» Your goal: Reproduce all of the entries below exactly, without a single change.

» Component data from apps and pages:
:::

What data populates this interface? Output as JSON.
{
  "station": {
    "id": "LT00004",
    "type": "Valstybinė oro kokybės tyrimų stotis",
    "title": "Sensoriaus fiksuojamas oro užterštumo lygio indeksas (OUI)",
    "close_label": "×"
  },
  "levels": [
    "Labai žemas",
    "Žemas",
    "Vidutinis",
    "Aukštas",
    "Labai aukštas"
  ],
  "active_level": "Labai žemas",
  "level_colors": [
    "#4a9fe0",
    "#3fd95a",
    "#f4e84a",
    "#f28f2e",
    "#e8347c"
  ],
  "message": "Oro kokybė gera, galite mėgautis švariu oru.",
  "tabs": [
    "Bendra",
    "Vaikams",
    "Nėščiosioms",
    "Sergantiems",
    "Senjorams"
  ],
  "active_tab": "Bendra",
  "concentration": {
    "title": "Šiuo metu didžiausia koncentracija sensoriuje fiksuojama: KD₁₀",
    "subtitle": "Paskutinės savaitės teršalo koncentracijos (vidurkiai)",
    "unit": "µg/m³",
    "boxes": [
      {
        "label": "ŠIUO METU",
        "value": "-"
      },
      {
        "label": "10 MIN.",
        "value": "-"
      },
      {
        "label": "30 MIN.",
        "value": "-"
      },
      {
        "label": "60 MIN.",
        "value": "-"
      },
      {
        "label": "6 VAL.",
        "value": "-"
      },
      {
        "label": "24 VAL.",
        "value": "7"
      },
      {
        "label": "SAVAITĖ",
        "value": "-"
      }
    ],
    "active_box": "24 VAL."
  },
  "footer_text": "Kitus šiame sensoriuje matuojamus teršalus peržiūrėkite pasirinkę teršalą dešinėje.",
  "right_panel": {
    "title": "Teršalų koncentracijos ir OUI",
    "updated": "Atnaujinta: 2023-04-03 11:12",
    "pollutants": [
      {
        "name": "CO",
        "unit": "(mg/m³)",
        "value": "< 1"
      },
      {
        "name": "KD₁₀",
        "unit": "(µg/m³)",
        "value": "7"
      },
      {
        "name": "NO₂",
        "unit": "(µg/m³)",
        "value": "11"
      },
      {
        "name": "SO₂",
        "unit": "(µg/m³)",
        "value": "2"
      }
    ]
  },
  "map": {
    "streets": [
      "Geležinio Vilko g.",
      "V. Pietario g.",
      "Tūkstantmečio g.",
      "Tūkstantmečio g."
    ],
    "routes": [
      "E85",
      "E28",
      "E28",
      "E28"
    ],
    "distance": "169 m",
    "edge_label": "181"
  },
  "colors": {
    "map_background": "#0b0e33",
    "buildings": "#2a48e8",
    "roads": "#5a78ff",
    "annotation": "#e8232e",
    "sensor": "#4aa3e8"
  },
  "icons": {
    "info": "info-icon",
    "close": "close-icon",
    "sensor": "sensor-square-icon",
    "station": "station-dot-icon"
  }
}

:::

» Answer to the problem:
What data populates this interface? Output as JSON.
{
  "station": {
    "id": "LT00004",
    "type": "Valstybinė oro kokybės tyrimų stotis",
    "title": "Sensoriaus fiksuojamas oro užterštumo lygio indeksas (OUI)",
    "close_label": "×"
  },
  "levels": [
    "Labai žemas",
    "Žemas",
    "Vidutinis",
    "Aukštas",
    "Labai aukštas"
  ],
  "active_level": "Labai žemas",
  "level_colors": [
    "#4a9fe0",
    "#3fd95a",
    "#f4e84a",
    "#f28f2e",
    "#e8347c"
  ],
  "message": "Oro kokybė gera, galite mėgautis švariu oru.",
  "tabs": [
    "Bendra",
    "Vaikams",
    "Nėščiosioms",
    "Sergantiems",
    "Senjorams"
  ],
  "active_tab": "Bendra",
  "concentration": {
    "title": "Šiuo metu didžiausia koncentracija sensoriuje fiksuojama: KD₁₀",
    "subtitle": "Paskutinės savaitės teršalo koncentracijos (vidurkiai)",
    "unit": "µg/m³",
    "boxes": [
      {
        "label": "ŠIUO METU",
        "value": "-"
      },
      {
        "label": "10 MIN.",
        "value": "-"
      },
      {
        "label": "30 MIN.",
        "value": "-"
      },
      {
        "label": "60 MIN.",
        "value": "-"
      },
      {
        "label": "6 VAL.",
        "value": "-"
      },
      {
        "label": "24 VAL.",
        "value": "7"
      },
      {
        "label": "SAVAITĖ",
        "value": "-"
      }
    ],
    "active_box": "24 VAL."
  },
  "footer_text": "Kitus šiame sensoriuje matuojamus teršalus peržiūrėkite pasirinkę teršalą dešinėje.",
  "right_panel": {
    "title": "Teršalų koncentracijos ir OUI",
    "updated": "Atnaujinta: 2023-04-03 11:12",
    "pollutants": [
      {
        "name": "CO",
        "unit": "(mg/m³)",
        "value": "< 1"
      },
      {
        "name": "KD₁₀",
        "unit": "(µg/m³)",
        "value": "7"
      },
      {
        "name": "NO₂",
        "unit": "(µg/m³)",
        "value": "11"
      },
      {
        "name": "SO₂",
        "unit": "(µg/m³)",
        "value": "2"
      }
    ]
  },
  "map": {
    "streets": [
      "Geležinio Vilko g.",
      "V. Pietario g.",
      "Tūkstantmečio g.",
      "Tūkstantmečio g."
    ],
    "routes": [
      "E85",
      "E28",
      "E28",
      "E28"
    ],
    "distance": "169 m",
    "edge_label": "181"
  },
  "colors": {
    "map_background": "#0b0e33",
    "buildings": "#2a48e8",
    "roads": "#5a78ff",
    "annotation": "#e8232e",
    "sensor": "#4aa3e8"
  },
  "icons": {
    "info": "info-icon",
    "close": "close-icon",
    "sensor": "sensor-square-icon",
    "station": "station-dot-icon"
  }
}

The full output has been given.